“I thought the most difficult thing would be recruiting, but it really wasn’t,” Coker says. “There are so many good football players in Texas, and these kids love to stay in-state … the most difficult thing for us is that we’re still getting together our practice facilities.”
Lambert and his staff won’t be able to sign a recruiting class until February 2012. Lambert admits that the most difficult test will be this August and into the fall.
“The hardest thing for the coaches, and this question was forefront for me in the process: how are you going to handle not coaching games for two years?” Lambert says. “You’re asking guys to put their football games on hold and that’s hard to do because Saturdays are a big day for us.”
They can’t even recruit yet. Lambert and his staff are reduced to watching other schools practice and discussing things like business cards and team polo shirts. They’re also speaking to campus and community groups.
Lambert was recently asked to help recruit an engineering professor (and avid football fan) to the university. Another afternoon, he found himself participating in an all-you-can-eat taco contest. No matter the request, Lambert eagerly meets his future fans to discuss the program’s future, while also acknowledging that the first few seasons will likely be a building process.
Even if the team is terrible for a few seasons, university leadership is convinced it did the right thing. “After the decision [to bring football], I heard from so many people so positively,” Dubois says. “Even people who had initially expressed reservation had heard from others in the community that they thought it was a good thing. It’s already given us visibility that I think even surprised me.”
The morning of the groundbreaking provided perhaps the most promising glimpse of what lies ahead. Several thousand supporters, including alumni, current students, and locals, gathered at the university’s recreation fields, which will transition into the football grounds. Fans held mock tailgates, setting up small grills and throwing around footballs, before Lambert and Powers each drove a small digger on parallel sides of the field to officially break ground.
Little construction work has happened since then—in June, the only evidence of the field’s future were the small mounds of unearthed dirt. Still, the architectural details are impressive: in addition to the new stadium, the 49ers have begun a full-length practice field and another eighty-yard practice field. It’s also planning for a field house complete with an academic center, classrooms, weight rooms, and a hospitality deck.
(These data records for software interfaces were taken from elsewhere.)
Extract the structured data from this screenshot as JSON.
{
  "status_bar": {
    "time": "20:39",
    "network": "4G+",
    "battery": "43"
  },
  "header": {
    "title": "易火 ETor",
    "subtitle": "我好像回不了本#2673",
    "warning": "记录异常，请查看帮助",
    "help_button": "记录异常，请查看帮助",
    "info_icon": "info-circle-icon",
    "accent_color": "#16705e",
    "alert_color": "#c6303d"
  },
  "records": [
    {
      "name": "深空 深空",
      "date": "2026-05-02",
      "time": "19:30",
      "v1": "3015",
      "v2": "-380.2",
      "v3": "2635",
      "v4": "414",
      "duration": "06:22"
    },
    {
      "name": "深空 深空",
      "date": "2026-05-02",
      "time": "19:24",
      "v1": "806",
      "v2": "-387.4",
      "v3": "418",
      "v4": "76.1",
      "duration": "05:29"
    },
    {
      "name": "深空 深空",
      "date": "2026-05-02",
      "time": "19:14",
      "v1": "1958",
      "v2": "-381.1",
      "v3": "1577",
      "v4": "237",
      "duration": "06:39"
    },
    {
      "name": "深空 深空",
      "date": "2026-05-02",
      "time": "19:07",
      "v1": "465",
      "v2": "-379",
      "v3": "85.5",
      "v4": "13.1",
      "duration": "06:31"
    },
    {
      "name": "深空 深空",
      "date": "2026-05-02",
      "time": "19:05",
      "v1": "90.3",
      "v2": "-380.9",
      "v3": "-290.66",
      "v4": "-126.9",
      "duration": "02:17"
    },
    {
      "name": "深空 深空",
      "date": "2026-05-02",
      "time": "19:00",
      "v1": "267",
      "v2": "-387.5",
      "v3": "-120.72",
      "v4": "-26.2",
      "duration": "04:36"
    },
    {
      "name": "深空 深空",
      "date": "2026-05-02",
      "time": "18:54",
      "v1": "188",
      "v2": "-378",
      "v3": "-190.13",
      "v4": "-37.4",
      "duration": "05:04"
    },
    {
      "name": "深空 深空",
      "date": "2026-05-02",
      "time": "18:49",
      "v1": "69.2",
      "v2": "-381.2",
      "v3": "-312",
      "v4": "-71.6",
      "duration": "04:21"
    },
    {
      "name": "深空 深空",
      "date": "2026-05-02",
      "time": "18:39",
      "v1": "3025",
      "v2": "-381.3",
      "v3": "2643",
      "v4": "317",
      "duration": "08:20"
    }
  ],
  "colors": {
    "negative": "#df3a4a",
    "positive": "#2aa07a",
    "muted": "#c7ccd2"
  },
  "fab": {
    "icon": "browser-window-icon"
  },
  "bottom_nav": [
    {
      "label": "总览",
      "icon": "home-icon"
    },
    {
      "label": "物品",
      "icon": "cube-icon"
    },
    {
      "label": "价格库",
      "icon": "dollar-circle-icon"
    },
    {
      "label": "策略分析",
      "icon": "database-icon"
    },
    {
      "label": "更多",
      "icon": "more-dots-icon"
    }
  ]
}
While the school will start with 15,000 seats, it hopes to eventually expand to 40,000, especially when considering that almost 60 percent of UNC Charlotte alumni live in greater Charlotte.
But those days, as Lambert notes, are still many months away. For now, he’ll continue to encounter stumbling blocks and surprises, with the realization that no matter the outcome, they’re now a part of history.